***** Data supplied
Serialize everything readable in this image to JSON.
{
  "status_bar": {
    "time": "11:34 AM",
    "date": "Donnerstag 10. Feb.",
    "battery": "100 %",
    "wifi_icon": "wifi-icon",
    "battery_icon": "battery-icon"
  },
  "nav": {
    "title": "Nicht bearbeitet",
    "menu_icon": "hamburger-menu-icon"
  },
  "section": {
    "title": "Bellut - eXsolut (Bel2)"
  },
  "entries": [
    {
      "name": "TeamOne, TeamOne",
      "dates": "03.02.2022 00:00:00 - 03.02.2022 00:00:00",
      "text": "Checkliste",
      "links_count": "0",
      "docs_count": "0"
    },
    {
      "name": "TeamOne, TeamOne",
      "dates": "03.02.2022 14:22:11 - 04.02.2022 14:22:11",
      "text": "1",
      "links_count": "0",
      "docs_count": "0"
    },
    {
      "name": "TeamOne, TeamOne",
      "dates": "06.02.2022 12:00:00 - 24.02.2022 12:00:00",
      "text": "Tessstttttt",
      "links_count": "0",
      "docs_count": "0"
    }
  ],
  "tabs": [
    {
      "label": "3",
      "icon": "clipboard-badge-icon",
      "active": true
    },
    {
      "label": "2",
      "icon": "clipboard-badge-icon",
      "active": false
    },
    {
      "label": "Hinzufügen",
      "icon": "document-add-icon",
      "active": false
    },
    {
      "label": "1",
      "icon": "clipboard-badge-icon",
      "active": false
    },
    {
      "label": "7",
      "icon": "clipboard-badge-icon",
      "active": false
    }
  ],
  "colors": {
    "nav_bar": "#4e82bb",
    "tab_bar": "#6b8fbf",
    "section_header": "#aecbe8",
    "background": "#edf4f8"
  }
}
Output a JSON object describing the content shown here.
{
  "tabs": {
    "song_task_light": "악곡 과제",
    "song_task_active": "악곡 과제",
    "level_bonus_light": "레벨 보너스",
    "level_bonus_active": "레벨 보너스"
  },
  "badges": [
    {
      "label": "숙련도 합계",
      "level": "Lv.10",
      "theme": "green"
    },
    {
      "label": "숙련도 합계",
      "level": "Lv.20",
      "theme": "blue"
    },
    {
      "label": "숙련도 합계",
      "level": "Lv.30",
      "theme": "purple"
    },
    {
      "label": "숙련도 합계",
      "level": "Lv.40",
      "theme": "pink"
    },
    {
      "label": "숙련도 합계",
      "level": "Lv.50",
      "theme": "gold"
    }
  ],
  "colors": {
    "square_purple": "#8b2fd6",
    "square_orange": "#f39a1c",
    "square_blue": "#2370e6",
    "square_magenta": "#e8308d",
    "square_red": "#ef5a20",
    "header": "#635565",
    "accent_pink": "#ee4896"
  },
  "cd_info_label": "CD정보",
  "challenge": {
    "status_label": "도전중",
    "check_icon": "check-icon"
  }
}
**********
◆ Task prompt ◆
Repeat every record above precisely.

◆ Written response ◆
Serialize everything readable in this image to JSON.
{
  "status_bar": {
    "time": "11:34 AM",
    "date": "Donnerstag 10. Feb.",
    "battery": "100 %",
    "wifi_icon": "wifi-icon",
    "battery_icon": "battery-icon"
  },
  "nav": {
    "title": "Nicht bearbeitet",
    "menu_icon": "hamburger-menu-icon"
  },
  "section": {
    "title": "Bellut - eXsolut (Bel2)"
  },
  "entries": [
    {
      "name": "TeamOne, TeamOne",
      "dates": "03.02.2022 00:00:00 - 03.02.2022 00:00:00",
      "text": "Checkliste",
      "links_count": "0",
      "docs_count": "0"
    },
    {
      "name": "TeamOne, TeamOne",
      "dates": "03.02.2022 14:22:11 - 04.02.2022 14:22:11",
      "text": "1",
      "links_count": "0",
      "docs_count": "0"
    },
    {
      "name": "TeamOne, TeamOne",
      "dates": "06.02.2022 12:00:00 - 24.02.2022 12:00:00",
      "text": "Tessstttttt",
      "links_count": "0",
      "docs_count": "0"
    }
  ],
  "tabs": [
    {
      "label": "3",
      "icon": "clipboard-badge-icon",
      "active": true
    },
    {
      "label": "2",
      "icon": "clipboard-badge-icon",
      "active": false
    },
    {
      "label": "Hinzufügen",
      "icon": "document-add-icon",
      "active": false
    },
    {
      "label": "1",
      "icon": "clipboard-badge-icon",
      "active": false
    },
    {
      "label": "7",
      "icon": "clipboard-badge-icon",
      "active": false
    }
  ],
  "colors": {
    "nav_bar": "#4e82bb",
    "tab_bar": "#6b8fbf",
    "section_header": "#aecbe8",
    "background": "#edf4f8"
  }
}
Output a JSON object describing the content shown here.
{
  "tabs": {
    "song_task_light": "악곡 과제",
    "song_task_active": "악곡 과제",
    "level_bonus_light": "레벨 보너스",
    "level_bonus_active": "레벨 보너스"
  },
  "badges": [
    {
      "label": "숙련도 합계",
      "level": "Lv.10",
      "theme": "green"
    },
    {
      "label": "숙련도 합계",
      "level": "Lv.20",
      "theme": "blue"
    },
    {
      "label": "숙련도 합계",
      "level": "Lv.30",
      "theme": "purple"
    },
    {
      "label": "숙련도 합계",
      "level": "Lv.40",
      "theme": "pink"
    },
    {
      "label": "숙련도 합계",
      "level": "Lv.50",
      "theme": "gold"
    }
  ],
  "colors": {
    "square_purple": "#8b2fd6",
    "square_orange": "#f39a1c",
    "square_blue": "#2370e6",
    "square_magenta": "#e8308d",
    "square_red": "#ef5a20",
    "header": "#635565",
    "accent_pink": "#ee4896"
  },
  "cd_info_label": "CD정보",
  "challenge": {
    "status_label": "도전중",
    "check_icon": "check-icon"
  }
}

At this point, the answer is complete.